In “Visual Storytelling” by Ronald Osgood and M. Joseph Hinshaw it talks about the challenges editors have as well as the tools to become a more professional editor. Editing for a lot of people is just straight up difficult! It requires a lot of time and patience to produce a quality edit. But at the end of the day it’s something that if done right can produce a beautiful picture but if done wrong can be horrendous. In Turning Theory Into Practice it goes on to say: “The challenges for an editor are to maintain believability, keep the story interesting, and develop techniques to advance the story”. Just like all artists tho there work, paints a picture for everyone to enjoy. Editing is different for everyone and there isn’t a set way for everyone to edit but at the end of the day the more time you work on it the better of a result you will have. Here are some tips that will help you editing blossom.
- Rhythm & Pacing: When the pace is fast the editing cut must be real specific to not show flaws. There are many factors when deciding a certain length of the clips. When adding music though the rhythm can be affected if the speed of the music is either fast or slow. “Pacing can be likened to beat in that it sets up a defined rhythm for the audience”.
- Continuity: Can be defined two ways: physical and technical. Both are very important for making sure the store stays consistent from shot to shot. Everything from lights, audio levels and even the sunglasses used can be characterized as continuity.
- Sequence: “The purpose of the sequence is to add interest and sophistication to a scene and provide the viewer with a better understanding of the scene.” An assortment of sequences can paint a bigger picture. They also can be a montage or even part of continuity.

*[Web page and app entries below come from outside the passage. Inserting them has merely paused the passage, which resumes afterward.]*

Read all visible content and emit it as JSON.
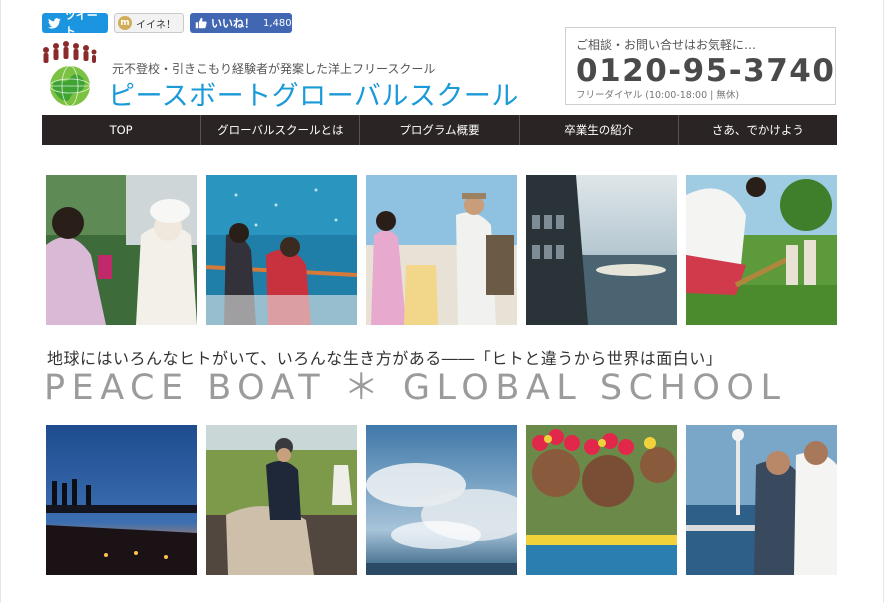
{
  "social": {
    "tweet_label": "ツイート",
    "mixi_label": "イイネ！",
    "like_label": "いいね！",
    "like_count": "1,480"
  },
  "header": {
    "tagline": "元不登校・引きこもり経験者が発案した洋上フリースクール",
    "site_name": "ピースボートグローバルスクール"
  },
  "contact": {
    "lead": "ご相談・お問い合せはお気軽に…",
    "phone": "0120-95-3740",
    "note": "フリーダイヤル (10:00-18:00 | 無休)"
  },
  "nav": {
    "items": [
      {
        "label": "TOP"
      },
      {
        "label": "グローバルスクールとは"
      },
      {
        "label": "プログラム概要"
      },
      {
        "label": "卒業生の紹介"
      },
      {
        "label": "さあ、でかけよう"
      }
    ]
  },
  "hero": {
    "slogan": "地球にはいろんなヒトがいて、いろんな生き方がある――「ヒトと違うから世界は面白い」",
    "brand": "PEACE BOAT ＊ GLOBAL SCHOOL"
  },
  "colors": {
    "accent": "#1a9ad6",
    "nav_bg": "#2b2424",
    "tweet": "#1b95e0",
    "facebook": "#4267b2"
  },
  "icons": [
    "twitter-bird-icon",
    "mixi-icon",
    "facebook-thumb-icon"
  ]
}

- Transition: Is the most important part of editing it is used to make the change from on shot to another. “It’s the fundamental action that advances a story line from shot to shot and scene to scene”. Different transitions include mixes, wipes, and digital effects and no one transition is the right transition to use always